Northeast Minneapolis resident Sarah Davis loves painting food. Until recently she had her studio at the Q.Arma building, a short walk from Uncle Franky’s at 728 Broadway St. NE where she proposed to show her art. Her inquiry morphed into a commissioned mural.
Compared to her fine art painting, it’s a more chunky style, which she said is a nod to the feeling of the restaurant’s logo designed many years ago by Chank Diesel.
Molly McDougall (@madebymollyjo) started out as a restaurant server doing calligraphy for friends’ weddings on the side. After transitioning into painting restaurant signage, she became a mural painter primarily, with about 20 percent of her business being branding featuring hand lettering and illustrations.
When the former Little Jack’s restaurant and two other buildings were demolished, it looked like her murals on the adjacent apartment building appeared overnight. Actually, it was about a three-week process of applying the exterior grade, UV-resistant paints to the concrete panels that were planned into the 2500 Second St. NE building for that purpose. “We were within a couple days of finishing when those buildings went down,” she said.
McDougall described her technique as incorporating some representational images with other more abstract shapes for a dreamy effect. Three panels face Second Street and two other, taller panels face Lowry.
She said a representative of the builder, Doran Companies, had been following her on Instagram and reached out. The building is named “The Laker,” a play on “The City of Lakes” and the sports team, so the interior has a sports theme. The murals depict outdoor recreation.

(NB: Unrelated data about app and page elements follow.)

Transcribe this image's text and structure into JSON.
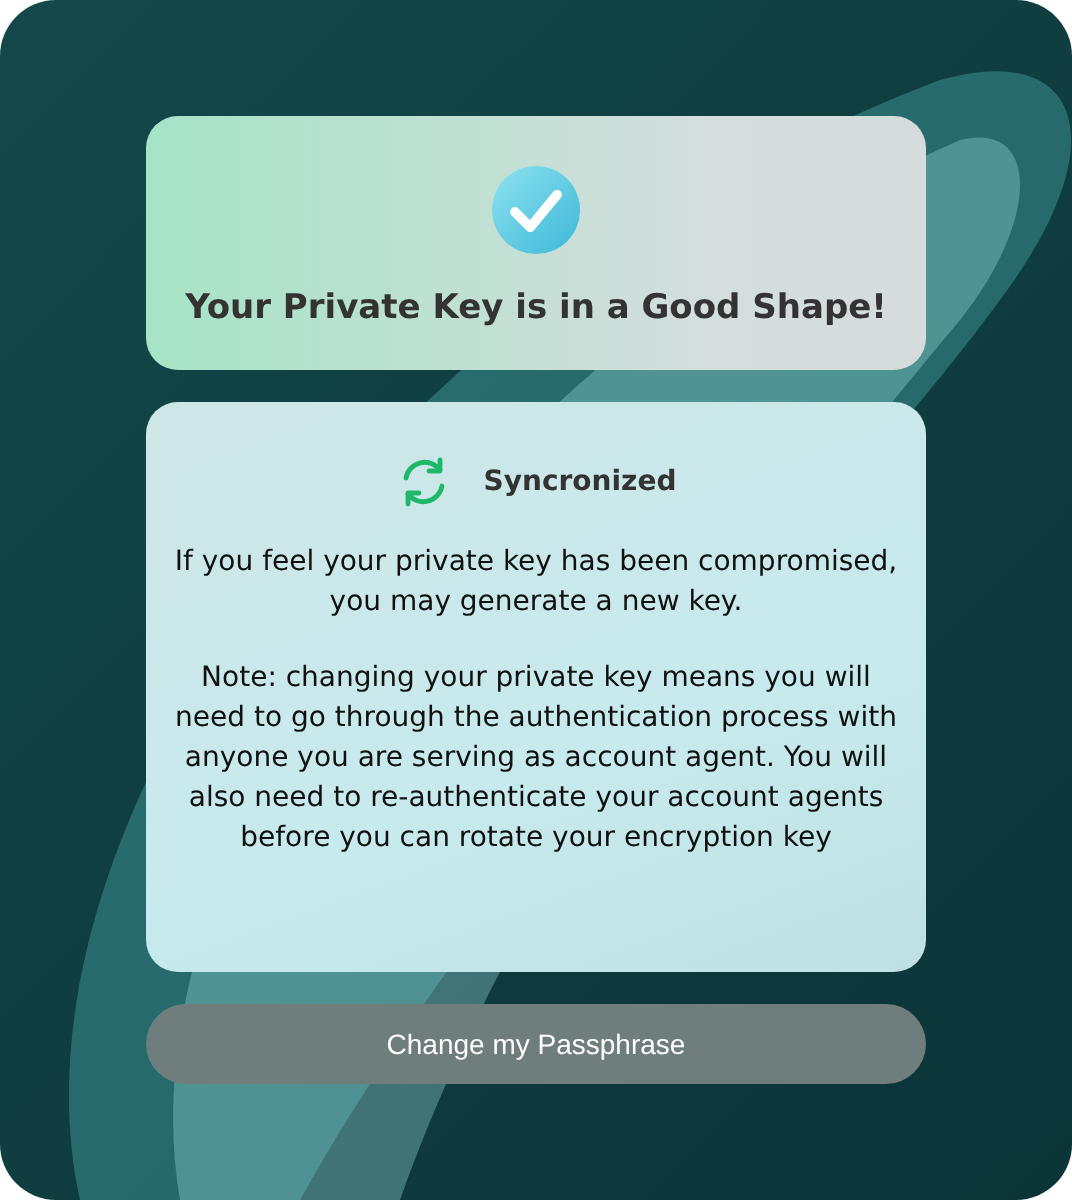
{
  "status_card": {
    "title": "Your Private Key is in a Good Shape!"
  },
  "sync_card": {
    "status": "Syncronized",
    "message": "If you feel your private key has been compromised, you may generate a new key.",
    "note": "Note: changing your private key means you will need to go through the authentication process with anyone you are serving as account agent. You will also need to re-authenticate your account agents before you can rotate your encryption key"
  },
  "button": {
    "label": "Change my Passphrase"
  }
}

Another new residential building, Tyler Street Stacks, 1180 Tyler St., sports the distinctive Chuck U style in three huge panels he created facing the busy parking lot for The Broadway building (former Land-O-Nod) on the northeast corner of Central and Broadway.
@citymischief did the latest work on the side of Eat My Words Bookstore building at 214 13th Ave. NE. Carmen Gutierrez Bolger created the art panels that adorn 230 13th Ave. NE, the building she and husband dik own.

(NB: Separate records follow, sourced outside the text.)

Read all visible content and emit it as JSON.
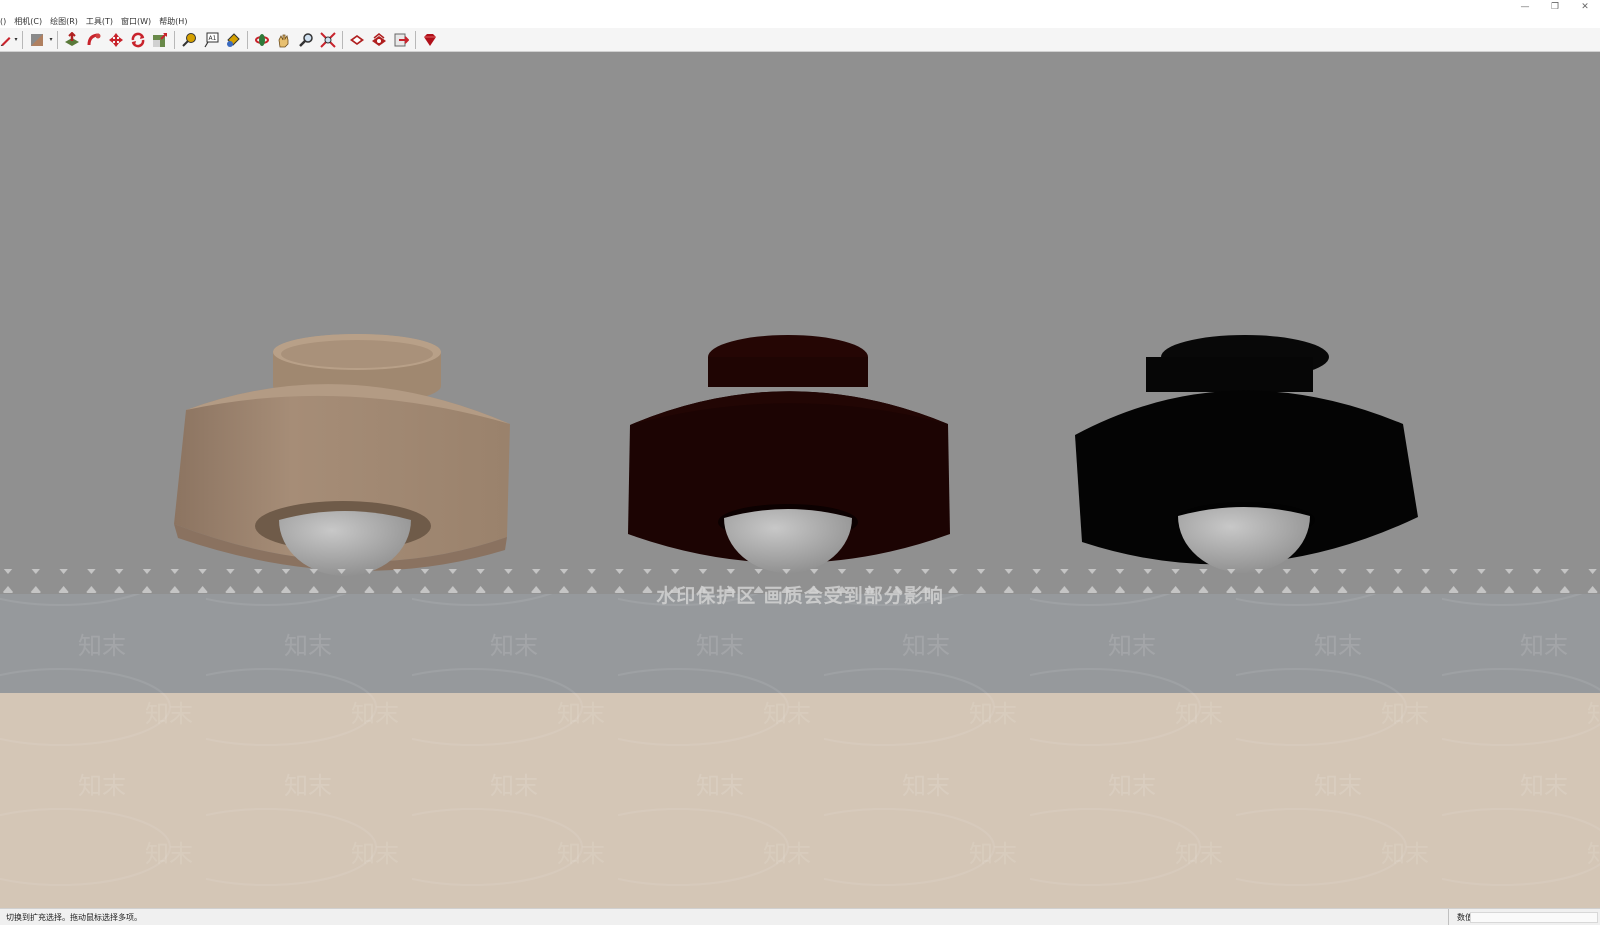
{
  "window": {
    "minimize_glyph": "—",
    "maximize_glyph": "❐",
    "close_glyph": "✕"
  },
  "menu": {
    "items": [
      "()",
      "相机(C)",
      "绘图(R)",
      "工具(T)",
      "窗口(W)",
      "帮助(H)"
    ]
  },
  "toolbar": {
    "tools": [
      {
        "name": "pencil-line-icon",
        "color": "#c8232c"
      },
      {
        "name": "material-paint-icon",
        "color": "#7a7a7a"
      },
      {
        "name": "pushpull-icon",
        "color": "#b02020"
      },
      {
        "name": "followme-icon",
        "color": "#c8232c"
      },
      {
        "name": "move-icon",
        "color": "#c8232c"
      },
      {
        "name": "rotate-icon",
        "color": "#c8232c"
      },
      {
        "name": "scale-icon",
        "color": "#c8232c"
      },
      {
        "name": "tape-measure-icon",
        "color": "#d4a000"
      },
      {
        "name": "text-icon",
        "color": "#333333"
      },
      {
        "name": "paint-bucket-icon",
        "color": "#d4a000"
      },
      {
        "name": "orbit-icon",
        "color": "#c8232c"
      },
      {
        "name": "pan-icon",
        "color": "#d4a000"
      },
      {
        "name": "zoom-icon",
        "color": "#333333"
      },
      {
        "name": "zoom-extents-icon",
        "color": "#c8232c"
      },
      {
        "name": "warehouse-icon",
        "color": "#b02020"
      },
      {
        "name": "extension-warehouse-icon",
        "color": "#b02020"
      },
      {
        "name": "send-to-layout-icon",
        "color": "#c8232c"
      },
      {
        "name": "ruby-console-icon",
        "color": "#b0101a"
      }
    ]
  },
  "scene": {
    "background": "#909090",
    "lamps": [
      {
        "name": "lamp-tan",
        "body_color": "#a28a73",
        "top_color": "#ad937a",
        "shade_color": "#8e7762"
      },
      {
        "name": "lamp-dark-red",
        "body_color": "#1c0403",
        "top_color": "#220604",
        "shade_color": "#140201"
      },
      {
        "name": "lamp-black",
        "body_color": "#040404",
        "top_color": "#080808",
        "shade_color": "#020202"
      }
    ],
    "bulb_color": "#a8a8a8",
    "floor_color": "#d4c6b6"
  },
  "watermark": {
    "band_text": "水印保护区   画质会受到部分影响",
    "tile_text": "知末"
  },
  "status": {
    "message": "切换到扩充选择。拖动鼠标选择多项。",
    "measurements_label": "数值",
    "measurements_value": ""
  }
}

Windom Park’s warming room/field house, at the southeast corner of Lowry Avenue and Johnson Street, is one of nine Minneapolis parks receiving new murals this year. This project was created to build awareness about Parks for All, the new MPRB Comprehensive Plan, and reduce the amount of tagging and vandalism in the park system. All mural concepts and sites were developed in collaboration with local artists and MPRB staff.
Rock Martinez’s work, which appears on all four building sides, represents Goal 8 of the Comprehensive Plan, “Cultivate a thriving workforce.”
The Northeast Minneapolis Chamber, with funding by the city of Minneapolis Great Streets Business Support Program, plans a self-guided audio tour of the murals along Central Avenue that were installed last summer supported by Northeast Minneapolis Arts Association and Public Functionary. As part of documenting that Mural Central project, the Chamber created a map of the murals and others in the Northeast area, found here: www.muralcentralmpls.com/mural-central-map. The website also offers tips for entities contemplating installing murals and lists of artists who do murals.
If you know of a Northeast mural that’s not on their map or listed here contact email@example.com.
More photos at www.northeastminneapolisartsdistrict.org.